"Furthermore, the attitude Goode displays to her research respondents is far from empathetic or ethical. Indeed, most of her final summation amounts to a rubbishing of the “supposed” positions taken by self-identified paedophiles, and tends to take the form of a self-congratulatory monologue on how convincing she finds the child sexual abuse (CSA) paradigm in her understanding of adult-child sexual relationships. Goode also doesn’t hide her complicity in current legal strictures on paedophiles, by openly declaring her intent to contact the police, and in positioning her work as an important tool in “child protection.”
"Her basically unreconstructed modernist approach to sexual epistemology ultimately fails to provide significant theoretical or practical insights. In contrast, Goode’s reliance on developmental and neurophysiological approaches lead her down a blind alley, one which supposedly presents a liberal notion of progressive toleration, but in fact ultimately binds sexual theory and praxis to a bureaucratic, monolithic regimen, and consigns both paedophiles and children to a sinister and dystopian future. "

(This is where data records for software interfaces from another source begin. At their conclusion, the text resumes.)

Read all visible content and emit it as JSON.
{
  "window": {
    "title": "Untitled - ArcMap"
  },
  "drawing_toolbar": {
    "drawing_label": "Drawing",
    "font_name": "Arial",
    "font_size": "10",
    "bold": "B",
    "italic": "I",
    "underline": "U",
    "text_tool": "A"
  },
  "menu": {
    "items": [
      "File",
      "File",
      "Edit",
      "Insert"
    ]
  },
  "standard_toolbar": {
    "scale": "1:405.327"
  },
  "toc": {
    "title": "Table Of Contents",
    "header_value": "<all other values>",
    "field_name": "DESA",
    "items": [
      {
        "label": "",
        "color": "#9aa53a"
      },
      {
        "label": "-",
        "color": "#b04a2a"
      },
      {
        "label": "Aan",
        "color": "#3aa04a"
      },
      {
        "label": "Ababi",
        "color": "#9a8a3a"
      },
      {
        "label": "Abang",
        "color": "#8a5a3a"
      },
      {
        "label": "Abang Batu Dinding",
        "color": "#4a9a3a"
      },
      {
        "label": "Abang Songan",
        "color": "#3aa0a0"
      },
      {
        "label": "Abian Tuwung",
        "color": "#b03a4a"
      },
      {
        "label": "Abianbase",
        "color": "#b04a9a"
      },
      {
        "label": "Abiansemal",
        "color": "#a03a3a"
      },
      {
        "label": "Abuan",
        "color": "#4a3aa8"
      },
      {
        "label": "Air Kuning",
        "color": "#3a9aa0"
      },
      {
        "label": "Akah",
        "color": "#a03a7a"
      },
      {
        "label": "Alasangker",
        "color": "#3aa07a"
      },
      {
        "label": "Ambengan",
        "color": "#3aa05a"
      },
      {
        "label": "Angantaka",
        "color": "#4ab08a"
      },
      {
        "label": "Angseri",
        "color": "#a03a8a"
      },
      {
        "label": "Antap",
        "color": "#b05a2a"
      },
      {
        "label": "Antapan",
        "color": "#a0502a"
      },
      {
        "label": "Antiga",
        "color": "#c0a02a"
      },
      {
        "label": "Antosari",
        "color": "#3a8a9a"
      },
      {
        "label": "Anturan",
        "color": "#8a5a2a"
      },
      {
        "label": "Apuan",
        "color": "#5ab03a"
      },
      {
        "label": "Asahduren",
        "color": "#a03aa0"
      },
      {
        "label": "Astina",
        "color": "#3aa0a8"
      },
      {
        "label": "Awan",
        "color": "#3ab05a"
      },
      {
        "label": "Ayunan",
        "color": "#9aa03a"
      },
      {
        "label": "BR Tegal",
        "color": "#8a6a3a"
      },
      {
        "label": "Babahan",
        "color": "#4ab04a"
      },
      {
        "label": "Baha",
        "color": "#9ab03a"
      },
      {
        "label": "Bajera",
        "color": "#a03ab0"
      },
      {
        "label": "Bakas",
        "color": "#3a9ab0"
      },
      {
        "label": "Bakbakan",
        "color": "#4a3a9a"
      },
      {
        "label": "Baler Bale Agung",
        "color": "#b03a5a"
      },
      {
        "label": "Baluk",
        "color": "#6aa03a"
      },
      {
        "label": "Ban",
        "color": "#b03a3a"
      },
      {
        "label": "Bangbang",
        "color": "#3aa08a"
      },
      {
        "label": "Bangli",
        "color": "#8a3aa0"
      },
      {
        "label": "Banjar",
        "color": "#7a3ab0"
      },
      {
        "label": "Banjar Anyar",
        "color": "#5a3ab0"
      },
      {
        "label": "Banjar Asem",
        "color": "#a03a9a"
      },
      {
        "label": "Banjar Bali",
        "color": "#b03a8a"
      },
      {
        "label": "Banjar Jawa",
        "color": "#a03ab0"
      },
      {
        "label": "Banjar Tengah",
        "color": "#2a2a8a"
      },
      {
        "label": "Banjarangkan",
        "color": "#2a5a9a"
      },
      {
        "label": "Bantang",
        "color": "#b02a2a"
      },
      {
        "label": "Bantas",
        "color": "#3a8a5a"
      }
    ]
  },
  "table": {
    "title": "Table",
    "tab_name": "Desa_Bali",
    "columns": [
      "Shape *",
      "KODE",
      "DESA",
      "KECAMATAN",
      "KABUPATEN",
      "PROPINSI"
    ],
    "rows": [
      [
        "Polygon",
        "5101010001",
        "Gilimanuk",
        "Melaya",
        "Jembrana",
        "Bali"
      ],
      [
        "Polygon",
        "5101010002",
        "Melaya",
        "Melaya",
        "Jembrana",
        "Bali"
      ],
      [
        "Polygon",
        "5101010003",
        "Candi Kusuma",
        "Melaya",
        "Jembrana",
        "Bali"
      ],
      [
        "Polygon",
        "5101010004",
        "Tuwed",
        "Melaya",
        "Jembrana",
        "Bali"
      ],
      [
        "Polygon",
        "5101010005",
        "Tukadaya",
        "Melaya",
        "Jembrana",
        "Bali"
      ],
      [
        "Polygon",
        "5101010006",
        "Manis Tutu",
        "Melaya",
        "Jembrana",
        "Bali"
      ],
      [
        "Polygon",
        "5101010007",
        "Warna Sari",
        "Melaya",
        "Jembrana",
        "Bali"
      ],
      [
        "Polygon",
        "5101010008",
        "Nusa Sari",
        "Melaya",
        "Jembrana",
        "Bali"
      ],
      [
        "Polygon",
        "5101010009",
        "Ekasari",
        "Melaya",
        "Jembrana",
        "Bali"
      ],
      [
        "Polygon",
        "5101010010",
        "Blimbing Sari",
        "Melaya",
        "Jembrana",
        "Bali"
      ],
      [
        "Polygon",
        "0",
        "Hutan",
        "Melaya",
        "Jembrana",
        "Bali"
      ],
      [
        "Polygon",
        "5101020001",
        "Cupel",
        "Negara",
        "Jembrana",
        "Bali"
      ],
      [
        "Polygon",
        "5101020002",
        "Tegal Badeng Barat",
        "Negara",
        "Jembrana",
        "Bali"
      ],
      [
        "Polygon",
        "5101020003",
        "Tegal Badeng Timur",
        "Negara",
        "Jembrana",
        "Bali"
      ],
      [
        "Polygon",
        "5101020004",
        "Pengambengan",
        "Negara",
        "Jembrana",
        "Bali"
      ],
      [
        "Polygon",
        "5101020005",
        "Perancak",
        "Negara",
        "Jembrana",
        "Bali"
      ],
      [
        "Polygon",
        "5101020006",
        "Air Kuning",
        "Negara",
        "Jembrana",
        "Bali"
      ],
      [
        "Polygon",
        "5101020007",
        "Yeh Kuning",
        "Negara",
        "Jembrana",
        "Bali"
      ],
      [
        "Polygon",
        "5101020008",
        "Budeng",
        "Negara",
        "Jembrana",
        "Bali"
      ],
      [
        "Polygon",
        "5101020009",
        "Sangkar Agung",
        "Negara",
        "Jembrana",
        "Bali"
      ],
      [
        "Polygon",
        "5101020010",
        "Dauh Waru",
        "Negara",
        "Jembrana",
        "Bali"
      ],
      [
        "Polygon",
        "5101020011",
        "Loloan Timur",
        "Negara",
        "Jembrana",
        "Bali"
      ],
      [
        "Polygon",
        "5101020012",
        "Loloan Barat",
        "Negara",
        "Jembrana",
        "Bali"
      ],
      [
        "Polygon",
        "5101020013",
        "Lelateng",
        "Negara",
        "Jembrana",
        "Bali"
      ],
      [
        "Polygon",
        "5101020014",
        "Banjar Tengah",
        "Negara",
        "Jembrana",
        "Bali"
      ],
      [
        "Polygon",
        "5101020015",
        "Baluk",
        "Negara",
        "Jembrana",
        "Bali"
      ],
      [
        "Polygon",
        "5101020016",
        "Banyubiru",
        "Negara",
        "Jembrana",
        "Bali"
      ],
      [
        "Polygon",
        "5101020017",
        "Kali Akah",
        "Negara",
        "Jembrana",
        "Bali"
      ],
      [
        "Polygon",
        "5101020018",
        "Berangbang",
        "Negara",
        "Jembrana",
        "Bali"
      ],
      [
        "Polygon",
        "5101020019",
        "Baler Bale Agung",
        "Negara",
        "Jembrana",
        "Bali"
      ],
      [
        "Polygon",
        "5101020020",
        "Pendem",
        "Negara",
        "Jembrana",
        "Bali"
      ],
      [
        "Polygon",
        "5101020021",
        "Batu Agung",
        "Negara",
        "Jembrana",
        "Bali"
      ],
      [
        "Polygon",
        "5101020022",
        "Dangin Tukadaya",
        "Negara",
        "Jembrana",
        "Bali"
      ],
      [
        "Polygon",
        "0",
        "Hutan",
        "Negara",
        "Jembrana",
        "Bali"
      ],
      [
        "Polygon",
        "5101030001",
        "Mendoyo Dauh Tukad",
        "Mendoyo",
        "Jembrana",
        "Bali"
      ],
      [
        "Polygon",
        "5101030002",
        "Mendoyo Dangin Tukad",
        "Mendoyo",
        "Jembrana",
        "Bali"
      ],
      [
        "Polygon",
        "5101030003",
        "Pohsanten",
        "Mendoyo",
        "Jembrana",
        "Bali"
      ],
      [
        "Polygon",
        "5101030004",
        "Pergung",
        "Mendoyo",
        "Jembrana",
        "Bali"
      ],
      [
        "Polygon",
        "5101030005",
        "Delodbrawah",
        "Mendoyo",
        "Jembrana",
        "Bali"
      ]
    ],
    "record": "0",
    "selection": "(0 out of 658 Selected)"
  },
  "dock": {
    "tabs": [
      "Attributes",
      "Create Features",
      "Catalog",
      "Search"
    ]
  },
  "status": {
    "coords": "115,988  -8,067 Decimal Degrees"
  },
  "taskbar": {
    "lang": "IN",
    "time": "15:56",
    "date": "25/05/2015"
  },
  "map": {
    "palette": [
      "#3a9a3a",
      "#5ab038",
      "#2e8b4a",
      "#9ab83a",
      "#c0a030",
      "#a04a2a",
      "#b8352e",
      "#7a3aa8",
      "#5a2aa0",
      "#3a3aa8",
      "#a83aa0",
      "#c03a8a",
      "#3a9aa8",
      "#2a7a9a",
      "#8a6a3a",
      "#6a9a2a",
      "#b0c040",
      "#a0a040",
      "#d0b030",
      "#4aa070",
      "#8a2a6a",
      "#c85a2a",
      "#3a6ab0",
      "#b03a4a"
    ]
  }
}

Other major studies, but only in of male-to-male intergenerational sex, which actually tried to justify it in most cases, still remain unpublished. Bruce Rind et. al., "A meta-analytic examination of assumed properties of child sexual abuse (CSA) using college samples," in Psychological Bulletin (1998) was, after a hysterical media outrage, unamimously condemned by both houses of Congress, but he since has written a far longer and deeper comprehensive defense and, independently, Richard Yuill’s Ph.D. thesis, Male Age Discrepant Intergenerational Sexualities and Relationships (2005), a dissertation carefully supervised at the University of Glasgow, is also yet to be published. Rind's is a more nuanced work (with attached appraisals by other and his own rejoinders to them) is, in my opinion, a masterpiece. Another gripping and very well written pertinent study that some fans are desperately trying to suppress is the in press book Michael Jackson's Dangerous Liaisons by Carl Toms. Male-to-male is still the most condemned type of intergenerational sex, (as in the priest "scandal"), a holdover from homophobia, but less than half as frequent as male-female intergenerational sex, and both are less frequent than female-to-female (which often just amounts to cuddling or petting without penetration or climax, which therefore makes it hard to assess or enumerate) and female-to-male, which was formally praised as making a man out of the boy until not so long ago!